I spoke with Jim across a wide range of topics related to RPG publishing. His insights were valuable to me, it would have cost me much more to figure out the publishing, marketing and product selection issues on my own. In marketing he explained to me the marketing options of a major market maker and which ones worked best, which ones weren’t worth your time. I could easily go to the site’s page to see what their offerings are, but they wouldn’t necessarily lead me to the most cost effective options with the better conversion rates. I could use the tools on the site to analyze the sales and conversion rates after paying for ads, but that’s the long way around. We talked about the kinds of RPG products I would like to create, the pricepoints associated with digital products and which products tended to sell better than others. We talked about how product bundling creates a higher perceived value, even if the discounts on individual items weren’t significant. I will be focussing several new RPG projects specifically based on the conversation we had today. All in all a good value for my money.

If you’d like to employ any of my services, I’m sure I can provide you with some value for money. Please do get in touch via social media or email (grim AT postmort DOT demon DOT co DOT uk) and be sure to check out Evil Robot while you’re at it.

 

Don’t Fuck it up for the Rest of Us

how-to-write-a-horror-story.WidePlayerAs an indie writer, game publisher and all-round amazing person I spend a lot of time talking to new writers and artists and – unfortunately – that means I run into a lot of horror stories.
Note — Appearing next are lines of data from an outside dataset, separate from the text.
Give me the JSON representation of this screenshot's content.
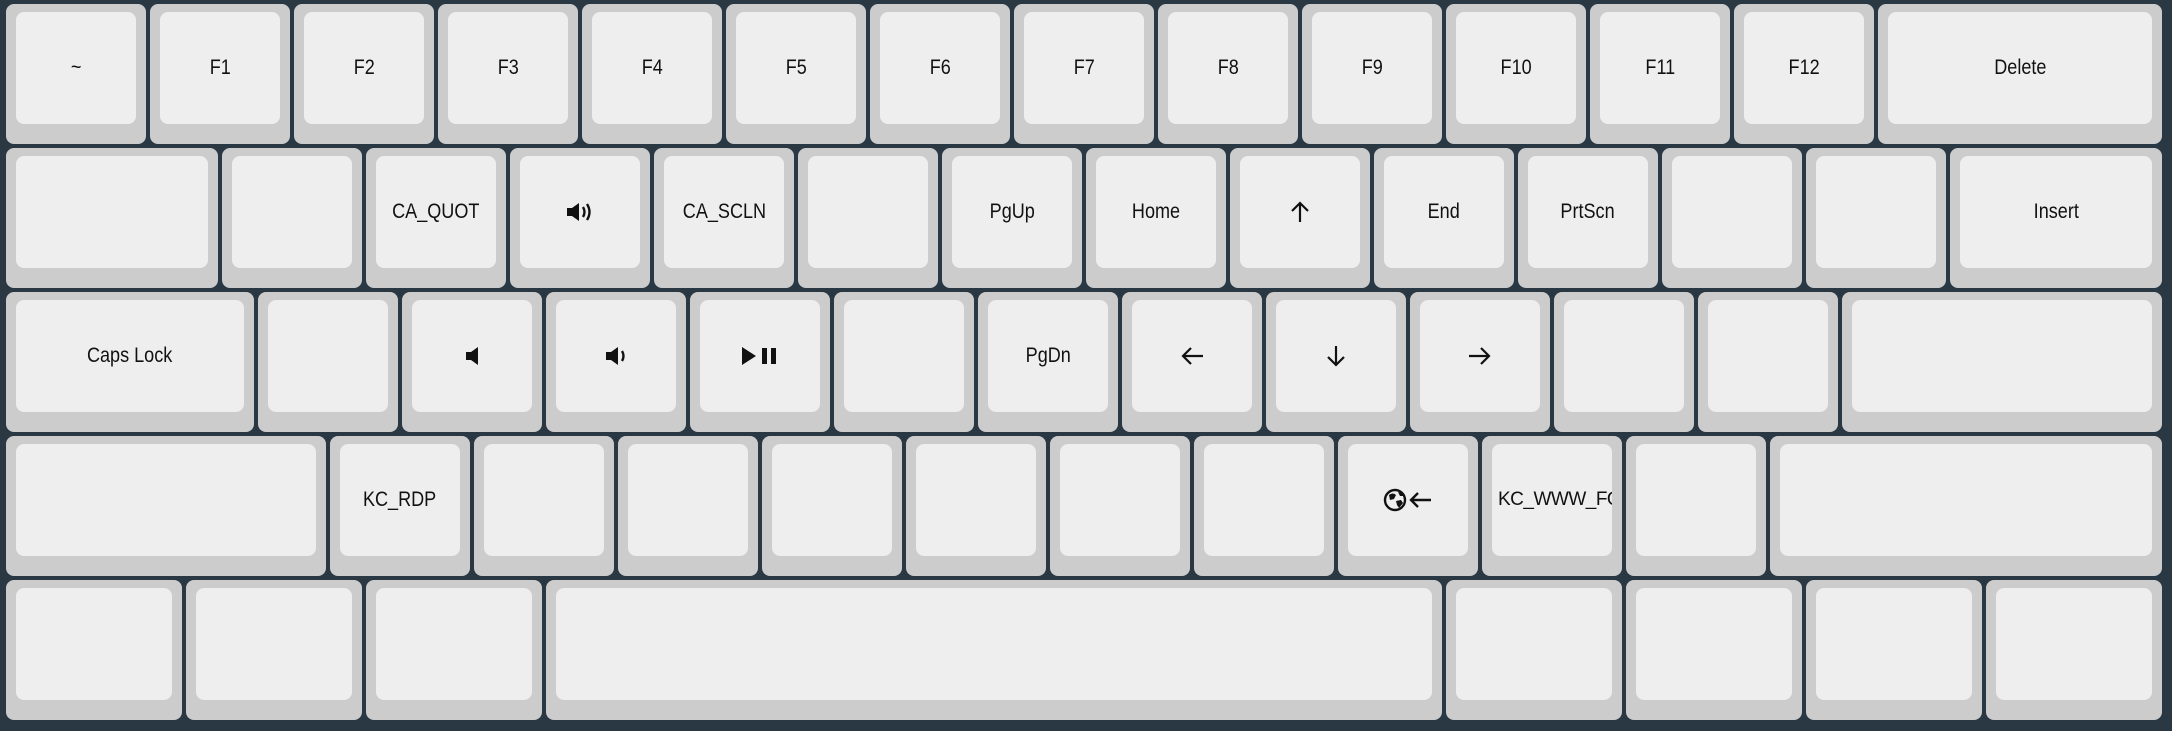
{
  "colors": {
    "background": "#2a3843",
    "key_border": "#cccccc",
    "key_top": "#eeeeee",
    "legend": "#111111"
  },
  "rows": [
    [
      {
        "label": "~"
      },
      {
        "label": "F1"
      },
      {
        "label": "F2"
      },
      {
        "label": "F3"
      },
      {
        "label": "F4"
      },
      {
        "label": "F5"
      },
      {
        "label": "F6"
      },
      {
        "label": "F7"
      },
      {
        "label": "F8"
      },
      {
        "label": "F9"
      },
      {
        "label": "F10"
      },
      {
        "label": "F11"
      },
      {
        "label": "F12"
      },
      {
        "label": "Delete"
      }
    ],
    [
      {
        "label": ""
      },
      {
        "label": ""
      },
      {
        "label": "CA_QUOT"
      },
      {
        "icon": "volume-up-icon"
      },
      {
        "label": "CA_SCLN"
      },
      {
        "label": ""
      },
      {
        "label": "PgUp"
      },
      {
        "label": "Home"
      },
      {
        "icon": "arrow-up-icon"
      },
      {
        "label": "End"
      },
      {
        "label": "PrtScn"
      },
      {
        "label": ""
      },
      {
        "label": ""
      },
      {
        "label": "Insert"
      }
    ],
    [
      {
        "label": "Caps Lock"
      },
      {
        "label": ""
      },
      {
        "icon": "mute-icon"
      },
      {
        "icon": "volume-down-icon"
      },
      {
        "icon": "play-pause-icon"
      },
      {
        "label": ""
      },
      {
        "label": "PgDn"
      },
      {
        "icon": "arrow-left-icon"
      },
      {
        "icon": "arrow-down-icon"
      },
      {
        "icon": "arrow-right-icon"
      },
      {
        "label": ""
      },
      {
        "label": ""
      },
      {
        "label": ""
      }
    ],
    [
      {
        "label": ""
      },
      {
        "label": "KC_RDP"
      },
      {
        "label": ""
      },
      {
        "label": ""
      },
      {
        "label": ""
      },
      {
        "label": ""
      },
      {
        "label": ""
      },
      {
        "label": ""
      },
      {
        "icon": "browser-back-icon"
      },
      {
        "label": "KC_WWW_FORWARD"
      },
      {
        "label": ""
      },
      {
        "label": ""
      }
    ],
    [
      {
        "label": ""
      },
      {
        "label": ""
      },
      {
        "label": ""
      },
      {
        "label": ""
      },
      {
        "label": ""
      },
      {
        "label": ""
      },
      {
        "label": ""
      },
      {
        "label": ""
      }
    ]
  ]
}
There are a lot, a LOT of budding artists, layout people and other freelancers upon whom us indie producers rely who are being put off from ever, ever, ever working with indie producers again. Needless to say, this is a bit of a problem for everyone.

This makes my job a lot harder, it makes forming a trust relationship with other freelancers hard and it reflects very poorly on indie/self publishing as a whole.

You want to publish? GREAT! The bar has never been lower which has its pluses and minuses, but if you’re going to invest money you should first invest a little time.

  • Images come in different resolutions, 72 dpi is typical screen/web while 300 dpi is the minimum for print. Make sure you know what you need and send the right files!
  • At LEAST read the help documents for the POD and other outlets you plan to use, and the software you use. That’ll give you a basic grounding and there’s plenty of free tutorials for just about anything online. Go look.
  • Paying someone to edit? Make sure their English is native to where you consider your main market or style to be. American, English and International English are NOT IDENTICAL! Even grammar varies surprisingly.
  • Don’t try and cop work for free. You want money out of this don’t you? Something is better than nothing. Publicity isn’t. The only people who might justifiably work for you for free are students needing to learn how briefs and projects work and they need money more than most!
  • Pay early, pay often. Cough up the dough, don’t sit on it. You don’t want people riding you for their bar all the time, it’s stressful as hell. Paying on time is also worth about the same money again in terms of reputation and goodwill. If you’re in a pinch later on, these people are more likely to help you out.
  • Be – fuckin’ – communicative. The moment that email pings you need to be ON IT! Even if it’s just to say ‘OK’. Artists and writers can’t get on until they know they’re on the right track and that you’re happy.
  • Do you have a deadline? DON’T FUCKING LIE! Yes you do! If you say ‘there’s no rush’ you’d better goddamn mean it because people are going to take you at your word and your project is sliding down the priority list. Make one up even if you don’t really have one! Nothing motivates freelancers like a deadline (other than horsewhips).